[DATA IN THIS EXERCISE — start]

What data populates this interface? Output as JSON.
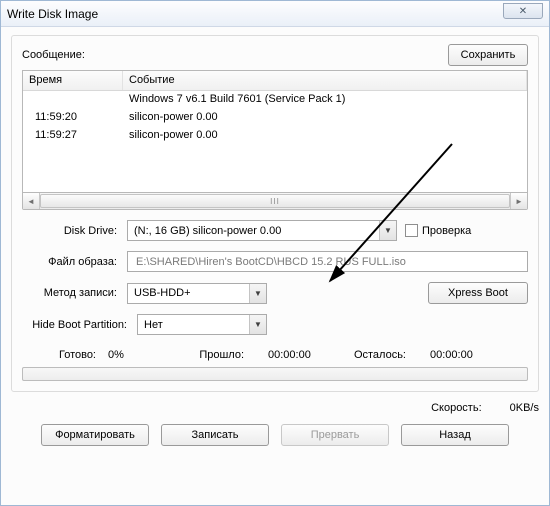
{
  "window": {
    "title": "Write Disk Image"
  },
  "message_label": "Сообщение:",
  "save_btn": "Сохранить",
  "log": {
    "col_time": "Время",
    "col_event": "Событие",
    "rows": [
      {
        "time": "",
        "event": "Windows 7 v6.1 Build 7601 (Service Pack 1)"
      },
      {
        "time": "11:59:20",
        "event": "silicon-power   0.00"
      },
      {
        "time": "11:59:27",
        "event": "silicon-power   0.00"
      }
    ]
  },
  "disk_drive": {
    "label": "Disk Drive:",
    "value": "(N:, 16 GB)     silicon-power   0.00",
    "check_label": "Проверка"
  },
  "image_file": {
    "label": "Файл образа:",
    "value": "E:\\SHARED\\Hiren's BootCD\\HBCD 15.2 RUS FULL.iso"
  },
  "write_method": {
    "label": "Метод записи:",
    "value": "USB-HDD+"
  },
  "xpress_btn": "Xpress Boot",
  "hide_boot": {
    "label": "Hide Boot Partition:",
    "value": "Нет"
  },
  "status": {
    "ready_label": "Готово:",
    "ready_value": "0%",
    "elapsed_label": "Прошло:",
    "elapsed_value": "00:00:00",
    "remain_label": "Осталось:",
    "remain_value": "00:00:00"
  },
  "speed": {
    "label": "Скорость:",
    "value": "0KB/s"
  },
  "buttons": {
    "format": "Форматировать",
    "write": "Записать",
    "abort": "Прервать",
    "back": "Назад"
  },
  "scroll_thumb": "III"
}
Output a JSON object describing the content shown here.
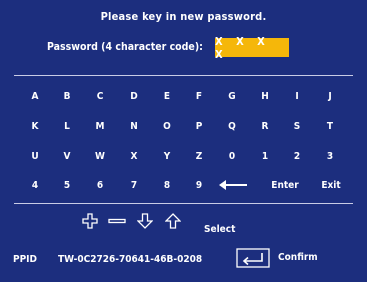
{
  "dialog": {
    "title": "Please key in new password.",
    "password_label": "Password (4 character code):",
    "password_value": "X X X X"
  },
  "keyboard": {
    "rows": [
      [
        "A",
        "B",
        "C",
        "D",
        "E",
        "F",
        "G",
        "H",
        "I",
        "J"
      ],
      [
        "K",
        "L",
        "M",
        "N",
        "O",
        "P",
        "Q",
        "R",
        "S",
        "T"
      ],
      [
        "U",
        "V",
        "W",
        "X",
        "Y",
        "Z",
        "0",
        "1",
        "2",
        "3"
      ],
      [
        "4",
        "5",
        "6",
        "7",
        "8",
        "9"
      ]
    ],
    "enter_label": "Enter",
    "exit_label": "Exit",
    "backspace_icon": "left-arrow-icon"
  },
  "controls": {
    "icons": [
      "plus-icon",
      "minus-icon",
      "down-arrow-icon",
      "up-arrow-icon"
    ],
    "select_label": "Select",
    "ppid_label": "PPID",
    "ppid_value": "TW-0C2726-70641-46B-0208",
    "confirm_icon": "enter-return-icon",
    "confirm_label": "Confirm"
  },
  "colors": {
    "background": "#1c2e7e",
    "highlight": "#f5b70a",
    "text": "#ffffff"
  }
}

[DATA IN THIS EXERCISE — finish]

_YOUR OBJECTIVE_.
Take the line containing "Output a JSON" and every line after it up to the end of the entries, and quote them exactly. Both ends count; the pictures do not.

_TASK ANSWER_.
Output a JSON object describing the content shown here.
{
  "dialog": {
    "title": "Please key in new password.",
    "password_label": "Password (4 character code):",
    "password_value": "X X X X"
  },
  "keyboard": {
    "rows": [
      [
        "A",
        "B",
        "C",
        "D",
        "E",
        "F",
        "G",
        "H",
        "I",
        "J"
      ],
      [
        "K",
        "L",
        "M",
        "N",
        "O",
        "P",
        "Q",
        "R",
        "S",
        "T"
      ],
      [
        "U",
        "V",
        "W",
        "X",
        "Y",
        "Z",
        "0",
        "1",
        "2",
        "3"
      ],
      [
        "4",
        "5",
        "6",
        "7",
        "8",
        "9"
      ]
    ],
    "enter_label": "Enter",
    "exit_label": "Exit",
    "backspace_icon": "left-arrow-icon"
  },
  "controls": {
    "icons": [
      "plus-icon",
      "minus-icon",
      "down-arrow-icon",
      "up-arrow-icon"
    ],
    "select_label": "Select",
    "ppid_label": "PPID",
    "ppid_value": "TW-0C2726-70641-46B-0208",
    "confirm_icon": "enter-return-icon",
    "confirm_label": "Confirm"
  },
  "colors": {
    "background": "#1c2e7e",
    "highlight": "#f5b70a",
    "text": "#ffffff"
  }
}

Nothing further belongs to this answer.